Monday, February 25th, 2008
Fourpiece vocal-free jazz fusion outfit Babu paint us a picture of music as a gentle art, one that is earned through years of sincere practise and style. And as amazing as the Cape Town group’s subtle, Indian-styled melodies and arrhythmic beats go, they don’t take themselves too seriously. Take a couple of pages from this book…
Kesivan Naidoo – Drums
Reza Khota – Guitar
Ronan Skillen – Tablas, percussion
Shane Cooper – Electric Bass
S: “Indian classical music meets traditional Western jazz ideosyncrasies” [laughs - these are the exact words in their press release]
Re: Two years. But it’s only been the last year that we’ve done it seriously.
K: We were all involved in other projects. We all knew the band wasn’t gonna stop after the first gig. When you nuture something, you’re patient and you wait till the time’s right.
S: From traditional American jazz to contemporary electronic and broken beat stuff. I could sit here for 20 minutes and list a whole bunch of bands. From this band, I might draw ideas from something that’s completely unrelated to this genre of music.
K: I have a billion examples. Or maybe a million. For this band, Shakti, The Zawinul Syndicate. Original world music masters, and then people like John Coltraine, Miles Davis, drummers Tony Williams, Brian Blade and Alvin Jones. Beyond that, Nelson Mandela and Steve Biko remind me that I’m allowed to do these things. That’s a big influence for me.
Re: And The Weather Report [an influential 70s jazz fusion group].
K: I would love to play all the great concert halls: La Scala, Royal Albert Hall, Carniegie Hall, the Lincoln Centre. A sit-down venue
Ro: There’s a local venue I’d dig to play, the Oude Libertas Theatre.
Re: That place has got really good acoustics. There’s nothing that can compare to a gig where you have incredible sound. It turns you on, it turns the audience on, you just get…
K: …get off [laughs]
Re: We don’t only make music, we sacrifice a helluva lot.
S: We sacrifice little lambs… [laughs]
K: The fundamental thing is to have fun. If you’re not having fun, the audience can’t have fun. We have so much fun together it becomes incestuous, and that translates into the audience…
Ro: You mean infectious? [laughs all round]
K: Keep it in the house…! [laughs] Ok, ok. I meant…I meant both, acually. [laughs all round]
Re: Why? Because we can play this kinda music.
The Restless Natives At Headset
Posted in Artist Interviews
| 1 Comment »
Friday, February 22nd, 2008
Kesivan Naidoo is nuts. In a kinda enlightened way, and if you don’t know who he is, make a point of using veto power on the next Dirty Skirts gig and checking established jazz outfit The Restless Natives at some point. Even if you weren’t at last night’s Headset Sessions, you’d still be amazed not just at his Ganesh-like drum skills and the ability of Lee Thompson, Shane Cooper, Jason Reolon and saxophonist Chris Engel to create a bit of a buzz…

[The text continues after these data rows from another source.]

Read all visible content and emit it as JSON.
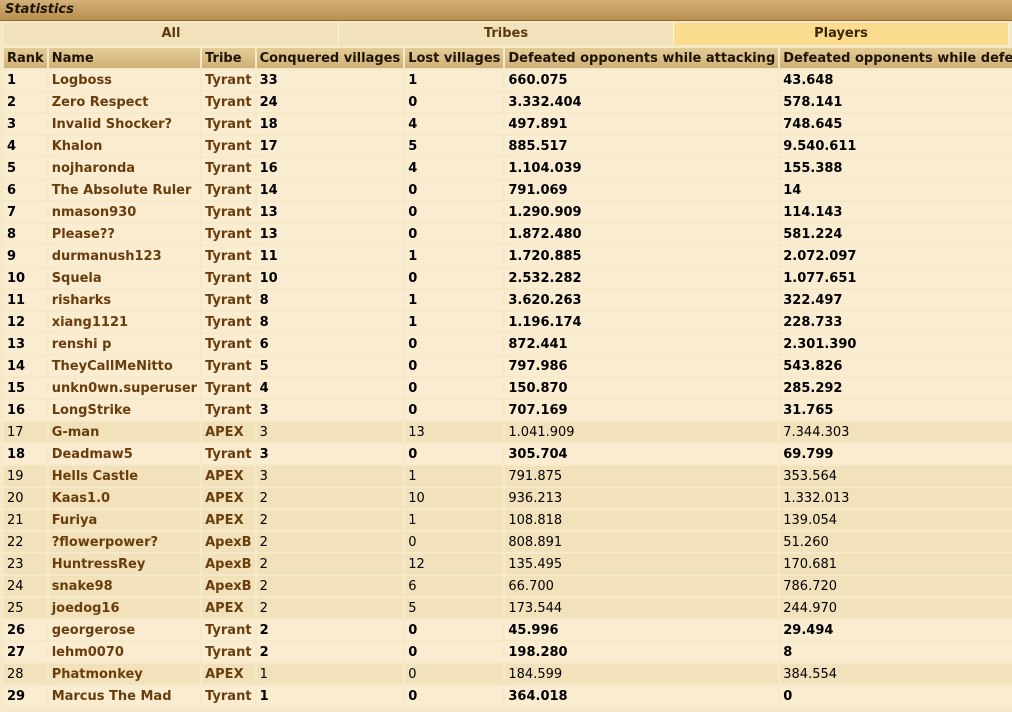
{
  "window": {
    "title": "Statistics"
  },
  "tabs": [
    {
      "label": "All",
      "active": false
    },
    {
      "label": "Tribes",
      "active": false
    },
    {
      "label": "Players",
      "active": true
    }
  ],
  "table": {
    "columns": [
      "Rank",
      "Name",
      "Tribe",
      "Conquered villages",
      "Lost villages",
      "Defeated opponents while attacking",
      "Defeated opponents while defending"
    ],
    "rows": [
      {
        "rank": "1",
        "name": "Logboss",
        "tribe": "Tyrant",
        "conquered": "33",
        "lost": "1",
        "attacking": "660.075",
        "defending": "43.648",
        "ally": true
      },
      {
        "rank": "2",
        "name": "Zero Respect",
        "tribe": "Tyrant",
        "conquered": "24",
        "lost": "0",
        "attacking": "3.332.404",
        "defending": "578.141",
        "ally": true
      },
      {
        "rank": "3",
        "name": "Invalid Shocker?",
        "tribe": "Tyrant",
        "conquered": "18",
        "lost": "4",
        "attacking": "497.891",
        "defending": "748.645",
        "ally": true
      },
      {
        "rank": "4",
        "name": "Khalon",
        "tribe": "Tyrant",
        "conquered": "17",
        "lost": "5",
        "attacking": "885.517",
        "defending": "9.540.611",
        "ally": true
      },
      {
        "rank": "5",
        "name": "nojharonda",
        "tribe": "Tyrant",
        "conquered": "16",
        "lost": "4",
        "attacking": "1.104.039",
        "defending": "155.388",
        "ally": true
      },
      {
        "rank": "6",
        "name": "The Absolute Ruler",
        "tribe": "Tyrant",
        "conquered": "14",
        "lost": "0",
        "attacking": "791.069",
        "defending": "14",
        "ally": true
      },
      {
        "rank": "7",
        "name": "nmason930",
        "tribe": "Tyrant",
        "conquered": "13",
        "lost": "0",
        "attacking": "1.290.909",
        "defending": "114.143",
        "ally": true
      },
      {
        "rank": "8",
        "name": "Please??",
        "tribe": "Tyrant",
        "conquered": "13",
        "lost": "0",
        "attacking": "1.872.480",
        "defending": "581.224",
        "ally": true
      },
      {
        "rank": "9",
        "name": "durmanush123",
        "tribe": "Tyrant",
        "conquered": "11",
        "lost": "1",
        "attacking": "1.720.885",
        "defending": "2.072.097",
        "ally": true
      },
      {
        "rank": "10",
        "name": "Squela",
        "tribe": "Tyrant",
        "conquered": "10",
        "lost": "0",
        "attacking": "2.532.282",
        "defending": "1.077.651",
        "ally": true
      },
      {
        "rank": "11",
        "name": "risharks",
        "tribe": "Tyrant",
        "conquered": "8",
        "lost": "1",
        "attacking": "3.620.263",
        "defending": "322.497",
        "ally": true
      },
      {
        "rank": "12",
        "name": "xiang1121",
        "tribe": "Tyrant",
        "conquered": "8",
        "lost": "1",
        "attacking": "1.196.174",
        "defending": "228.733",
        "ally": true
      },
      {
        "rank": "13",
        "name": "renshi p",
        "tribe": "Tyrant",
        "conquered": "6",
        "lost": "0",
        "attacking": "872.441",
        "defending": "2.301.390",
        "ally": true
      },
      {
        "rank": "14",
        "name": "TheyCallMeNitto",
        "tribe": "Tyrant",
        "conquered": "5",
        "lost": "0",
        "attacking": "797.986",
        "defending": "543.826",
        "ally": true
      },
      {
        "rank": "15",
        "name": "unkn0wn.superuser",
        "tribe": "Tyrant",
        "conquered": "4",
        "lost": "0",
        "attacking": "150.870",
        "defending": "285.292",
        "ally": true
      },
      {
        "rank": "16",
        "name": "LongStrike",
        "tribe": "Tyrant",
        "conquered": "3",
        "lost": "0",
        "attacking": "707.169",
        "defending": "31.765",
        "ally": true
      },
      {
        "rank": "17",
        "name": "G-man",
        "tribe": "APEX",
        "conquered": "3",
        "lost": "13",
        "attacking": "1.041.909",
        "defending": "7.344.303",
        "ally": false
      },
      {
        "rank": "18",
        "name": "Deadmaw5",
        "tribe": "Tyrant",
        "conquered": "3",
        "lost": "0",
        "attacking": "305.704",
        "defending": "69.799",
        "ally": true
      },
      {
        "rank": "19",
        "name": "Hells Castle",
        "tribe": "APEX",
        "conquered": "3",
        "lost": "1",
        "attacking": "791.875",
        "defending": "353.564",
        "ally": false
      },
      {
        "rank": "20",
        "name": "Kaas1.0",
        "tribe": "APEX",
        "conquered": "2",
        "lost": "10",
        "attacking": "936.213",
        "defending": "1.332.013",
        "ally": false
      },
      {
        "rank": "21",
        "name": "Furiya",
        "tribe": "APEX",
        "conquered": "2",
        "lost": "1",
        "attacking": "108.818",
        "defending": "139.054",
        "ally": false
      },
      {
        "rank": "22",
        "name": "?flowerpower?",
        "tribe": "ApexB",
        "conquered": "2",
        "lost": "0",
        "attacking": "808.891",
        "defending": "51.260",
        "ally": false
      },
      {
        "rank": "23",
        "name": "HuntressRey",
        "tribe": "ApexB",
        "conquered": "2",
        "lost": "12",
        "attacking": "135.495",
        "defending": "170.681",
        "ally": false
      },
      {
        "rank": "24",
        "name": "snake98",
        "tribe": "ApexB",
        "conquered": "2",
        "lost": "6",
        "attacking": "66.700",
        "defending": "786.720",
        "ally": false
      },
      {
        "rank": "25",
        "name": "joedog16",
        "tribe": "APEX",
        "conquered": "2",
        "lost": "5",
        "attacking": "173.544",
        "defending": "244.970",
        "ally": false
      },
      {
        "rank": "26",
        "name": "georgerose",
        "tribe": "Tyrant",
        "conquered": "2",
        "lost": "0",
        "attacking": "45.996",
        "defending": "29.494",
        "ally": true
      },
      {
        "rank": "27",
        "name": "lehm0070",
        "tribe": "Tyrant",
        "conquered": "2",
        "lost": "0",
        "attacking": "198.280",
        "defending": "8",
        "ally": true
      },
      {
        "rank": "28",
        "name": "Phatmonkey",
        "tribe": "APEX",
        "conquered": "1",
        "lost": "0",
        "attacking": "184.599",
        "defending": "384.554",
        "ally": false
      },
      {
        "rank": "29",
        "name": "Marcus The Mad",
        "tribe": "Tyrant",
        "conquered": "1",
        "lost": "0",
        "attacking": "364.018",
        "defending": "0",
        "ally": true
      }
    ]
  }
}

Held at the Armchair Theatre in Observatory, Cape Town, The Headset Sessions are where you go when you’re tired of jumping around and just wanna chill now. In our travels around the Mother City, Joburg and Durban, Overtone encounters loads of “look-at-me” and “f***in’-listen-to-us-rrrOOOAAAAARRR” artists and bands, but the essence of what these guys are offering is music that spans the volume range. In short, you’ll get the louds and the softs, the complex and the simple, the dynamic spectrum.
At points, dreadlocked double-bassist Shane Cooper was ping-ponging his strings with a drumstick. Keyboardist Reolon tweaks his volume incessantly within songs to find the perfect level for the phrase, and Thompson played a backing, harmonising role effectively.
Chris ‘Afro’ Engel leapt off from the get-go, flipping between a vintage-looking alto and a lustrous bass sax (may be wrong about this – comments?), and grabbing the limelight and the flashes of a piranha-like photography crew. The sax is a bonor-ific instrument, and the closest word in the English vernacular to you know what. So the close-up shot photography was basically soft instrument porn with clothes and instruments.
We chilled, seated on the floor, with candlelight and a homely, conversational vibe.To be fairly critical, there were moments in the intimate venue where the drum kit blatantly overpowered the rest of the action, but the sound was tight, real, and live. And maybe a couple more cushions next time, please. But all in all, worth the R30 and the drinks are around R12 a beer. Good crowd, and definitely a weeknight gig.
The Headset Sessions are organised by Lee Thompson, and take place on occasional Thursdays at the Independent Armchair Theatre in Observatory, Cape Town.
The Restless Natives play every Tuesday at Asoka on Kloof St, Cape Town. Catch what we had to say about them.
Restless Natives Reach The Heart Of Jazz
Headset Sessions: Go Latin
Posted in Event Reviews
| No Comments »